The bootstrap process also installs and configures Puppet Enterprise from Puppet Labs. This tool provides a configuration management system that allows us to specify the state we want each server to be in. Everything from specific applications to firewall configurations can be defined in Puppet modules, which are gathered into site manifests. The granularity is incredible—even the permissions and ownership of individual file can be specified.
Using Puppet, we are then able to make sure that the new server is working the way we want it to. We know, even before deploying any Cedexis software, that the server is in a known state and running smoothly. We’re also able to keep an eye on hundreds of servers across dozens of data centers at once using Puppet, which makes it an invaluable tool. We love using Puppet, and if you’d like more information about how and why we selected it, you should read our Puppet Labs case study.
Installing the Cedexis Tools
The next step is to use Puppet to add the Cedexis apt repositories to the new server’s configuration. We prepare our software releases as Debian packages, which gives us all of the power of dpkg, the Debian package management system. This allows us to specify dependencies, track software versions, and automatically deploy new packages and revisions. Once the server is aimed at our apt repositories, installing the Cedexis tools is quick and painless.
The new server is just about ready. Because Openmix makes decisions using only very recent measurements, only a small amount of data needs to be transferred to the new server before it can begin making intelligent decisions and joining the rest of our workforce.
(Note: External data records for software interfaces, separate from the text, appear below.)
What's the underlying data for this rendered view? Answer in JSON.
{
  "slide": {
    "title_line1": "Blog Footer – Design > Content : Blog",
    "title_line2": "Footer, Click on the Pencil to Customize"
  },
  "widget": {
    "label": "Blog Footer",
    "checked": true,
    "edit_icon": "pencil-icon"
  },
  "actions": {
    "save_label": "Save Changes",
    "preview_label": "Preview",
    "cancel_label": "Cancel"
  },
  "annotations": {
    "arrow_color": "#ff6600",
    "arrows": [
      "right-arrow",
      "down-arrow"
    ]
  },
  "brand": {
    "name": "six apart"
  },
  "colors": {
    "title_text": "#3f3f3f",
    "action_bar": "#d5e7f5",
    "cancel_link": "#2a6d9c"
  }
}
We monitor with both Puppet and our own monitoring software. If problems develop, we notice them quickly. From beginning to end, the process of deploying a new server takes about an hour, and the tools we have chosen give us the confidence that each new server is playing nicely with the Cedexis network and doing its job appropriately.